**What is required:** Records follow. Copy every line with "Directory".

******

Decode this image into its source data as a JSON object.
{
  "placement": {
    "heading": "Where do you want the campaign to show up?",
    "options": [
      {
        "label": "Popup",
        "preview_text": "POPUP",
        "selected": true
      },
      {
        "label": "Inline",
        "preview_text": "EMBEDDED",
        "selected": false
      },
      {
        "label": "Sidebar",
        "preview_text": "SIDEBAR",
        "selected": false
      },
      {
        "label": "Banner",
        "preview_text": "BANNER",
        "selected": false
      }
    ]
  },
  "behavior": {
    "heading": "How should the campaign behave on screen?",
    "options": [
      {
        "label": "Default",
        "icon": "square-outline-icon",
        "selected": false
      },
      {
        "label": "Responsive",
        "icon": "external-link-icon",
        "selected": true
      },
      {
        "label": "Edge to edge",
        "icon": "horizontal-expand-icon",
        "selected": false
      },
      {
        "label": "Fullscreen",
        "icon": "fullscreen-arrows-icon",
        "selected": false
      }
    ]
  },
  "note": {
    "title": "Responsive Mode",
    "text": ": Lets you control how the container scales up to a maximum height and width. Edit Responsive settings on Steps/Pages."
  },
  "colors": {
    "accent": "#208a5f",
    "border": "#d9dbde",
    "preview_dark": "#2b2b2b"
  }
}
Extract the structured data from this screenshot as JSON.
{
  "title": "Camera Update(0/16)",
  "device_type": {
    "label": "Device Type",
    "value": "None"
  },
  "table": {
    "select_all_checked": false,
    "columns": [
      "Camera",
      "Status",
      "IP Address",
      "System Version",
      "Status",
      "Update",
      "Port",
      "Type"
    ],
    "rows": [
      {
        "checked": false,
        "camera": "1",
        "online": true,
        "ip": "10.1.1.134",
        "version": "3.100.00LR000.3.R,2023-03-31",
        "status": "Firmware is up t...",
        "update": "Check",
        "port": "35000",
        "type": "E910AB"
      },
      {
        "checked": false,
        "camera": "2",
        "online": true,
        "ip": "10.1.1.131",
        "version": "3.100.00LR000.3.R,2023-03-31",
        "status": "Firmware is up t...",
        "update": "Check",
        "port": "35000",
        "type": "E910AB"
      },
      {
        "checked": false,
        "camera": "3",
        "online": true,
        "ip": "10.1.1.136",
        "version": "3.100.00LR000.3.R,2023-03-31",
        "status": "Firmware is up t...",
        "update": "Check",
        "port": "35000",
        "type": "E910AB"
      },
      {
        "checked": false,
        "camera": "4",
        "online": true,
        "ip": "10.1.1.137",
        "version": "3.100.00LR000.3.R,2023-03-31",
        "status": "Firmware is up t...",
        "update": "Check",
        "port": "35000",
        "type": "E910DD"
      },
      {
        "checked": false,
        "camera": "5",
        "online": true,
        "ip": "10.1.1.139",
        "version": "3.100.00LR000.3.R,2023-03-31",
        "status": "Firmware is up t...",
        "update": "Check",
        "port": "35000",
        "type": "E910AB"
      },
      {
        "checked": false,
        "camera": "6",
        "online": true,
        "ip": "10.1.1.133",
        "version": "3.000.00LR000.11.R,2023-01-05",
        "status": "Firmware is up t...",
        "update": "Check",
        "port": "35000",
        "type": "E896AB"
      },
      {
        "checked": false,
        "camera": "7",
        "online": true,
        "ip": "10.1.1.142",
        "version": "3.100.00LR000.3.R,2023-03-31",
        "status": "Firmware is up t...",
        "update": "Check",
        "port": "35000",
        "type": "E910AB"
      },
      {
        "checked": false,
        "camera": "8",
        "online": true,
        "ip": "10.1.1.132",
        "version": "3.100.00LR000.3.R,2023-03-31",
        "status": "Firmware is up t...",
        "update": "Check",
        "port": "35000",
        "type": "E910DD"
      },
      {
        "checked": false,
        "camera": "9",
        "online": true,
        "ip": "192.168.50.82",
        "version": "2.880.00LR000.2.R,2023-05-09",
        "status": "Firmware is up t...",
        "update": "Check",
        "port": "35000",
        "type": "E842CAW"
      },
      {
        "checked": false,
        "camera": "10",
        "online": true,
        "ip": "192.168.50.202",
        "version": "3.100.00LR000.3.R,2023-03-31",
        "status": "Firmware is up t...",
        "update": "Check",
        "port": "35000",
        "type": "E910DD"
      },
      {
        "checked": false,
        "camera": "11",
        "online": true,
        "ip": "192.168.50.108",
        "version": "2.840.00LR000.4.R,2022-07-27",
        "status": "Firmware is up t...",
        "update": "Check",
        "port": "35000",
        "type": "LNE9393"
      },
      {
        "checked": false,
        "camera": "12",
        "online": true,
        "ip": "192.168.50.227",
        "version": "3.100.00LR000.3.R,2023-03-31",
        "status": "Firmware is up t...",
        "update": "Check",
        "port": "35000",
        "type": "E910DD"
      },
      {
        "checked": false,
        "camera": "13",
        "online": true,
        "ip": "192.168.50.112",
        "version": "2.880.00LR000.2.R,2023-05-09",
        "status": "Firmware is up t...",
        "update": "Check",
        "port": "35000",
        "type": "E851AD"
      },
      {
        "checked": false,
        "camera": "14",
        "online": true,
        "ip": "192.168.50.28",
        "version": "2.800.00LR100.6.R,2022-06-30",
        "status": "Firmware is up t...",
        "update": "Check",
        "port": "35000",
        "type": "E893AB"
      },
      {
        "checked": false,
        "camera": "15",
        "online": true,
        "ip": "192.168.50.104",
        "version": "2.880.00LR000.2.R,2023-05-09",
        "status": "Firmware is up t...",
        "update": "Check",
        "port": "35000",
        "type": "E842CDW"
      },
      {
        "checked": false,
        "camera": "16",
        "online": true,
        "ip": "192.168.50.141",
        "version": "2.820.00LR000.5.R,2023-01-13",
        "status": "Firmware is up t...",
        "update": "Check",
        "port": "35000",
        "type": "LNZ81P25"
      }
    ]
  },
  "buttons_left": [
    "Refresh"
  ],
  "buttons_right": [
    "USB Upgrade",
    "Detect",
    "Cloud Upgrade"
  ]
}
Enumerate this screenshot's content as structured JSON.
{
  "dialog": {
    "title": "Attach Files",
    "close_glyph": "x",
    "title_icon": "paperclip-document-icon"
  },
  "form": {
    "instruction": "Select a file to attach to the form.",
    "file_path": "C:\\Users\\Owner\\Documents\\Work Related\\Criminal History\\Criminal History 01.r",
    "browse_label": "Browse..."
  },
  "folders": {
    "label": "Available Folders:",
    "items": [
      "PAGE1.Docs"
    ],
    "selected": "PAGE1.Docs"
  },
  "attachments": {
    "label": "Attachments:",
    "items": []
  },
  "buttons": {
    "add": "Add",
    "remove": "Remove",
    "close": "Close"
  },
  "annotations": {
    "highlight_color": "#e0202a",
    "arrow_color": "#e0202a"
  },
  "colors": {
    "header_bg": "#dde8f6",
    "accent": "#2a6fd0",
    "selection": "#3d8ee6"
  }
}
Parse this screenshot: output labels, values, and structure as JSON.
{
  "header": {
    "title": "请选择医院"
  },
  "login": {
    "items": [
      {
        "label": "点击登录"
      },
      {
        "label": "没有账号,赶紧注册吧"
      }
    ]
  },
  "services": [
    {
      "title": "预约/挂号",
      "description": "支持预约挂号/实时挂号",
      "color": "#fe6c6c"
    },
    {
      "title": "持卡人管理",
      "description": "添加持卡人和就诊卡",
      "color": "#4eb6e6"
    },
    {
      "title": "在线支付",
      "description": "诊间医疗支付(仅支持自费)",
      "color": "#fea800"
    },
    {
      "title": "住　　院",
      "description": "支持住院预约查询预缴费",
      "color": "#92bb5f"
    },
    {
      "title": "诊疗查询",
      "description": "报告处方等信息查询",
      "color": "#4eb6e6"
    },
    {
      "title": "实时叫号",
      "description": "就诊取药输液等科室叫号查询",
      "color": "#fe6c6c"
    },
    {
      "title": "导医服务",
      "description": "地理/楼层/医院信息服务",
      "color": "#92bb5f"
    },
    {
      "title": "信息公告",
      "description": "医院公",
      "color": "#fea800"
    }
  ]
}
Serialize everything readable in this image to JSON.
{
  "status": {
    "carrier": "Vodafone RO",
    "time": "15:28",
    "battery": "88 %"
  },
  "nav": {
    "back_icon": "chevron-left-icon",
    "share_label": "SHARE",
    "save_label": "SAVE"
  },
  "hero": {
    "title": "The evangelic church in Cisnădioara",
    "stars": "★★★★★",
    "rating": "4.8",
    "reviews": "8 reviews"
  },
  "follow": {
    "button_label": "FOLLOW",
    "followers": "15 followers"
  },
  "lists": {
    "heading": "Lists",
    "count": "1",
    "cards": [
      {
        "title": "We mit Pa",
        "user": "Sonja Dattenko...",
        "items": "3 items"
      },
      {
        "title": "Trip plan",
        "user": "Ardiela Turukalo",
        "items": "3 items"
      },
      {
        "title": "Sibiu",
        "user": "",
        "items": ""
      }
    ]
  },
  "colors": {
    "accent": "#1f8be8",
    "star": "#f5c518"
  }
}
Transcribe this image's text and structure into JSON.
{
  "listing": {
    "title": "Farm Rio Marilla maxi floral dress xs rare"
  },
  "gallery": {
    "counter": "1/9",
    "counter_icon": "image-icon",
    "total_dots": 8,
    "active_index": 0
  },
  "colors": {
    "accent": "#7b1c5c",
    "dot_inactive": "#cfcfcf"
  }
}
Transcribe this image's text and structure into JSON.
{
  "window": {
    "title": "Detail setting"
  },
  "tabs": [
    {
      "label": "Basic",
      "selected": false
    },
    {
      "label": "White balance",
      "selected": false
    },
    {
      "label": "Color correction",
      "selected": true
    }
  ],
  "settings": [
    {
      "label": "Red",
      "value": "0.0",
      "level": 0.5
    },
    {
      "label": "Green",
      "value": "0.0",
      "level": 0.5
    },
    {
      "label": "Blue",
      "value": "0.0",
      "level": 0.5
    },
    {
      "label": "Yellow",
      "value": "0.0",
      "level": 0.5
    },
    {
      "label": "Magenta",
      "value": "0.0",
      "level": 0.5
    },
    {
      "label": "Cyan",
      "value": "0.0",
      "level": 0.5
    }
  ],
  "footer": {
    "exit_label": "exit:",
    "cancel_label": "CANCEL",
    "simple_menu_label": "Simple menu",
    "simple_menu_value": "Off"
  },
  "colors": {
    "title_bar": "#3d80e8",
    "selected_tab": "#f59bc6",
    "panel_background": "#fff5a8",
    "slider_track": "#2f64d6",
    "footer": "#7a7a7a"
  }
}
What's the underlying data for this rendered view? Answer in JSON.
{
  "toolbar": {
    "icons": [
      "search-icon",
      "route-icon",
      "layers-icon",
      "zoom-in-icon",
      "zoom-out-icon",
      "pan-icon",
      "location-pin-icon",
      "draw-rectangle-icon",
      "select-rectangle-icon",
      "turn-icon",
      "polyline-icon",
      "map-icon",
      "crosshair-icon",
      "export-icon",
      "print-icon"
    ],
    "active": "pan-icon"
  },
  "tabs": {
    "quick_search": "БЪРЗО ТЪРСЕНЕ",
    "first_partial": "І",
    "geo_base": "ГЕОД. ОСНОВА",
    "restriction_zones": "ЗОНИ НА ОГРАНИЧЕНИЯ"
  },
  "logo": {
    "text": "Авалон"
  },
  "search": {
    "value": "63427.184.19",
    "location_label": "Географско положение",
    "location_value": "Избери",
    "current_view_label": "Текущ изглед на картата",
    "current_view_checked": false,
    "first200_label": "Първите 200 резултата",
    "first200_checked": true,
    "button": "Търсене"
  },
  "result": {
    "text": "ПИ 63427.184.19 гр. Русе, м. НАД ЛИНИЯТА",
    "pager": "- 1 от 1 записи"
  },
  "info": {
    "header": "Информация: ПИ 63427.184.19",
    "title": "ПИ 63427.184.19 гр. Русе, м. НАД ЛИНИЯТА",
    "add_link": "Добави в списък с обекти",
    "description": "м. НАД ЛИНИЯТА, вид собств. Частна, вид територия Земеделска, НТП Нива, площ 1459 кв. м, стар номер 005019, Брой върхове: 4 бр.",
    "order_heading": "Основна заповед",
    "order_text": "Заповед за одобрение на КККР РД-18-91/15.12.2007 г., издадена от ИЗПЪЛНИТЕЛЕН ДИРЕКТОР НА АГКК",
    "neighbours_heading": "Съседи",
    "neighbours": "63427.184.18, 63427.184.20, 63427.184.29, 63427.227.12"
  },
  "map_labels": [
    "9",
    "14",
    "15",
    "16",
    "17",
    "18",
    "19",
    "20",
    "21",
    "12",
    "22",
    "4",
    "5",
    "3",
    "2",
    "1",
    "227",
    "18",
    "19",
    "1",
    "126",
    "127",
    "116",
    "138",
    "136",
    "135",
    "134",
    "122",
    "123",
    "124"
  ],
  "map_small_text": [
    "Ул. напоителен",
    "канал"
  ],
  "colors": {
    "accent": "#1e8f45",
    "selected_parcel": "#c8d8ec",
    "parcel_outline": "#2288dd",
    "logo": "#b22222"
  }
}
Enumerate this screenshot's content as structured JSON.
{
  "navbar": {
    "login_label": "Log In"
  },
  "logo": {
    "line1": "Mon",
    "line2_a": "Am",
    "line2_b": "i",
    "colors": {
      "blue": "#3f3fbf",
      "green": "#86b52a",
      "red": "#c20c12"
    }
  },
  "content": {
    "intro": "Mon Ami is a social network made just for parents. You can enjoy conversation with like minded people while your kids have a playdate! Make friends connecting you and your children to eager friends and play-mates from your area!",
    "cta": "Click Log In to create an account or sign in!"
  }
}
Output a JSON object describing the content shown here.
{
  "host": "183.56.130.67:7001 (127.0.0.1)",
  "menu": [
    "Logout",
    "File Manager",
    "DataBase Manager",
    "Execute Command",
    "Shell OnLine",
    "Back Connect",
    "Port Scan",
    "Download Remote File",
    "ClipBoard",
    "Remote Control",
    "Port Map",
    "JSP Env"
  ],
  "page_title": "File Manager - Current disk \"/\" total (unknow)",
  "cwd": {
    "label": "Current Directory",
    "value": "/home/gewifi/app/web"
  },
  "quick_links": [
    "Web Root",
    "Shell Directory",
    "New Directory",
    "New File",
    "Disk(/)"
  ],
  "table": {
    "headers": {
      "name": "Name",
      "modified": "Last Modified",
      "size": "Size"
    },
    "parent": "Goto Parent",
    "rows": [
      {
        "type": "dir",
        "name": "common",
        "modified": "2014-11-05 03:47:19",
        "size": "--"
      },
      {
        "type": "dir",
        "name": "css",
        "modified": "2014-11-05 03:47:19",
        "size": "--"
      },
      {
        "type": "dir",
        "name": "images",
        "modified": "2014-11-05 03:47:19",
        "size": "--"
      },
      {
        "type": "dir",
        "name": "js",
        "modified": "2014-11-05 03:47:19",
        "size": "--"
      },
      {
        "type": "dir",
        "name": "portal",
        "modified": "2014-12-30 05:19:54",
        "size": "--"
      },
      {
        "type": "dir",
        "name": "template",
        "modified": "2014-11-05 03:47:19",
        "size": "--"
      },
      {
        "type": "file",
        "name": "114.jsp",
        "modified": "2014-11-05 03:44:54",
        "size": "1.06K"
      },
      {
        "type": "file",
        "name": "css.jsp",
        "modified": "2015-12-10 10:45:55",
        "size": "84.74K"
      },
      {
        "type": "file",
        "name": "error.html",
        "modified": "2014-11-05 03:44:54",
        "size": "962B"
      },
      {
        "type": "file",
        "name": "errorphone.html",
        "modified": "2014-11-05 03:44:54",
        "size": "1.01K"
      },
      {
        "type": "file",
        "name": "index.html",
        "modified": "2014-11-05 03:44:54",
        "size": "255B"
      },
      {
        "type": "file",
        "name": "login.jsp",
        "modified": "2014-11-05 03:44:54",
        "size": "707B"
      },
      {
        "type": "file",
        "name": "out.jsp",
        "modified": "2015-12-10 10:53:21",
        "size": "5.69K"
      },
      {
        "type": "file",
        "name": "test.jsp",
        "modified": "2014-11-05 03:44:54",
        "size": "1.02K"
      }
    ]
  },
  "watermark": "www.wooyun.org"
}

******

**Result below:**
    "label": "Current Directory",
    "Shell Directory",
    "New Directory",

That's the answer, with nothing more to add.